Physical activity programs for promoting bone mineralization and growth in preterm infants Updated


Lack of phys­i­cal stim­u­la­tion may con­tribute to meta­bol­ic bone dis­ease of preterm infants, result­ing in poor bone min­er­al­iza­tion and growth. Phys­i­cal activ­i­ty pro­grams com­bined with ade­quate nutri­tion might help to pro­mote bone min­er­al­iza­tion and growth.

Authors’ con­clu­sions: 

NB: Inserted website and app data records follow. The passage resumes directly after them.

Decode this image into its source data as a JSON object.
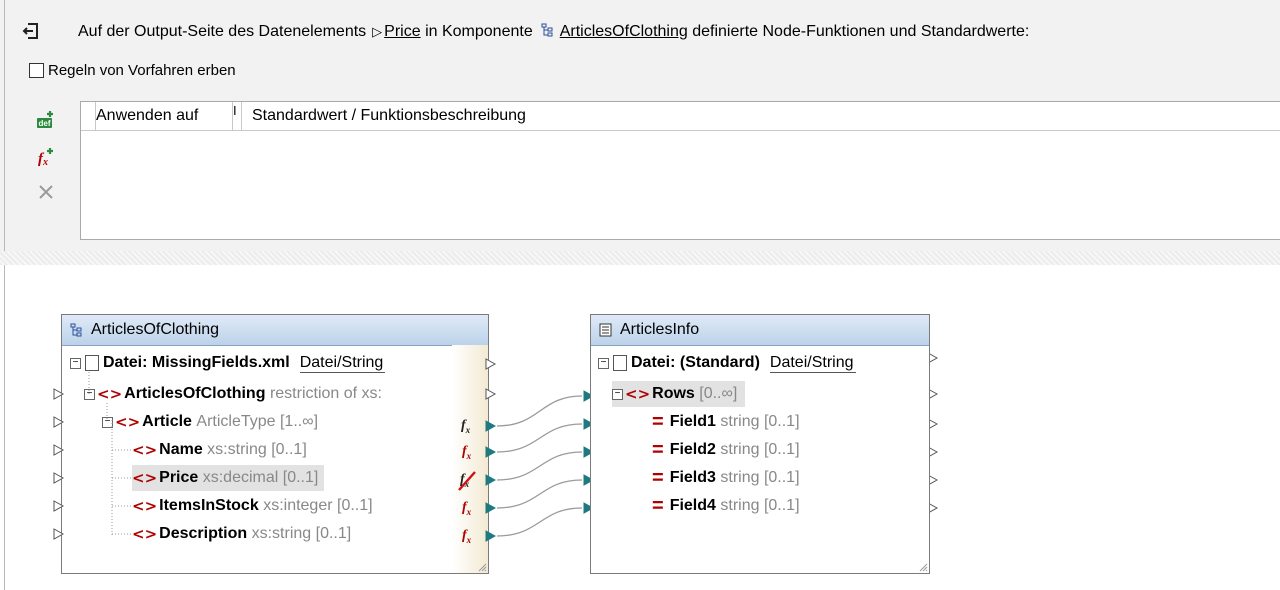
{
  "header": {
    "prefix": "Auf der Output-Seite des Datenelements",
    "item": "Price",
    "middle": "in Komponente",
    "component": "ArticlesOfClothing",
    "suffix": "definierte Node-Funktionen und Standardwerte:"
  },
  "inherit_label": "Regeln von Vorfahren erben",
  "grid": {
    "col1": "Anwenden auf",
    "col2": "I",
    "col3": "Standardwert / Funktionsbeschreibung"
  },
  "toolbar": {
    "add_default": "def",
    "add_function": "fx",
    "delete": "×"
  },
  "source": {
    "title": "ArticlesOfClothing",
    "file_label": "Datei: MissingFields.xml",
    "file_mode": "Datei/String",
    "rows": [
      {
        "name": "ArticlesOfClothing",
        "type": "restriction of xs:"
      },
      {
        "name": "Article",
        "type": "ArticleType [1..∞]"
      },
      {
        "name": "Name",
        "type": "xs:string [0..1]"
      },
      {
        "name": "Price",
        "type": "xs:decimal [0..1]"
      },
      {
        "name": "ItemsInStock",
        "type": "xs:integer [0..1]"
      },
      {
        "name": "Description",
        "type": "xs:string [0..1]"
      }
    ]
  },
  "target": {
    "title": "ArticlesInfo",
    "file_label": "Datei: (Standard)",
    "file_mode": "Datei/String",
    "rows": [
      {
        "name": "Rows",
        "type": "[0..∞]"
      },
      {
        "name": "Field1",
        "type": "string [0..1]"
      },
      {
        "name": "Field2",
        "type": "string [0..1]"
      },
      {
        "name": "Field3",
        "type": "string [0..1]"
      },
      {
        "name": "Field4",
        "type": "string [0..1]"
      }
    ]
  },
  "colors": {
    "tag": "#b00000",
    "connector": "#1f7a80",
    "title_bar": "#c9dbee"
  }
}
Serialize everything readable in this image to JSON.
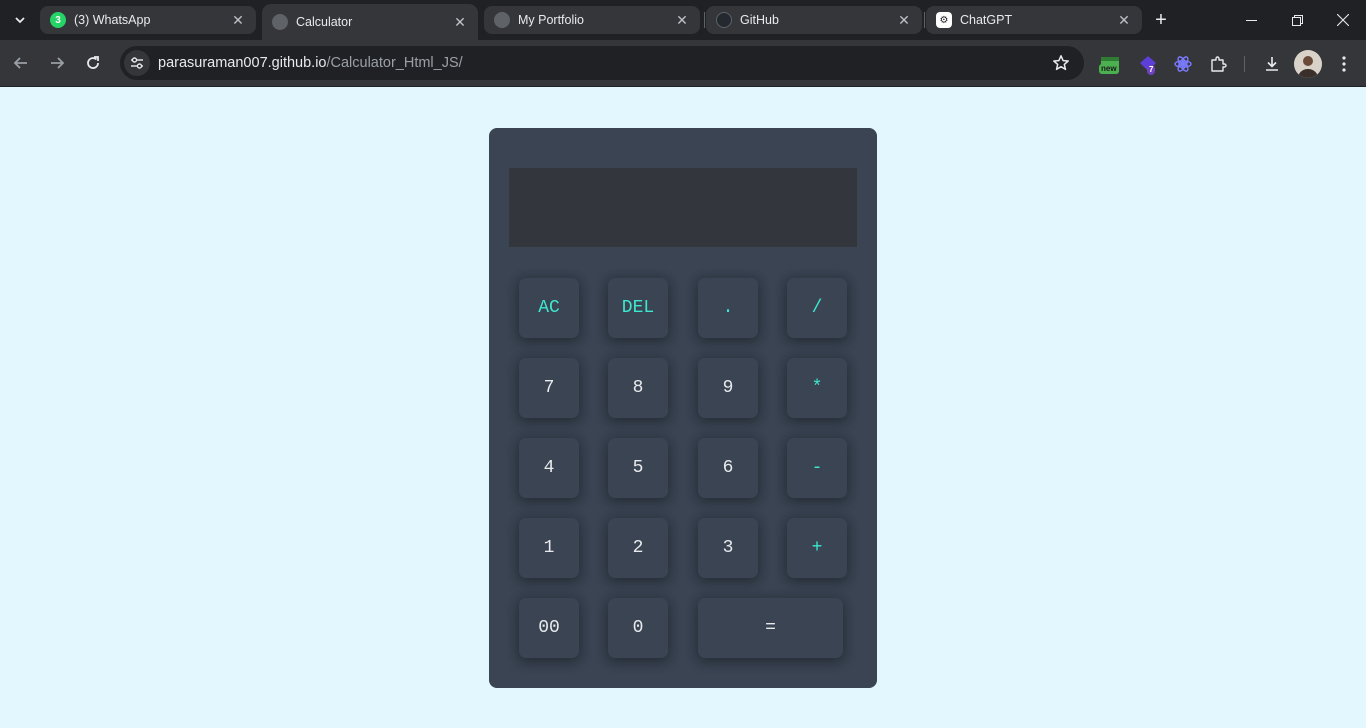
{
  "browser": {
    "tabs": [
      {
        "title": "(3) WhatsApp",
        "badge": "3",
        "active": false
      },
      {
        "title": "Calculator",
        "active": true
      },
      {
        "title": "My Portfolio",
        "active": false
      },
      {
        "title": "GitHub",
        "active": false
      },
      {
        "title": "ChatGPT",
        "active": false
      }
    ],
    "url_host": "parasuraman007.github.io",
    "url_path": "/Calculator_Html_JS/",
    "extensions": {
      "calendar_badge": "new",
      "gem_badge": "7"
    }
  },
  "calculator": {
    "display_value": "",
    "keys": {
      "ac": "AC",
      "del": "DEL",
      "dot": ".",
      "divide": "/",
      "seven": "7",
      "eight": "8",
      "nine": "9",
      "multiply": "*",
      "four": "4",
      "five": "5",
      "six": "6",
      "minus": "-",
      "one": "1",
      "two": "2",
      "three": "3",
      "plus": "+",
      "double_zero": "00",
      "zero": "0",
      "equals": "="
    }
  },
  "colors": {
    "page_bg": "#e3f7ff",
    "calc_body": "#3a4452",
    "display_bg": "#33363c",
    "operator_text": "#3ce8d0",
    "digit_text": "#e8eaed"
  }
}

Some evi­dence sug­gests that phys­i­cal activ­i­ty pro­grams might pro­mote short-term weight gain and bone min­er­al­iza­tion in preterm infants. Data are inad­e­quate to allow assess­ment of harm or long-term effects. Cur­rent evi­dence does not sup­port the rou­tine use of phys­i­cal activ­i­ty pro­grams in preterm infants. Fur­ther tri­als incor­po­rat­ing infants with a high base­line risk of osteope­nia are required. These tri­als should address adverse events, long-term out­comes, and the effects of nutri­tion­al intake (calo­ries, pro­tein, cal­ci­um, phos­pho­rus).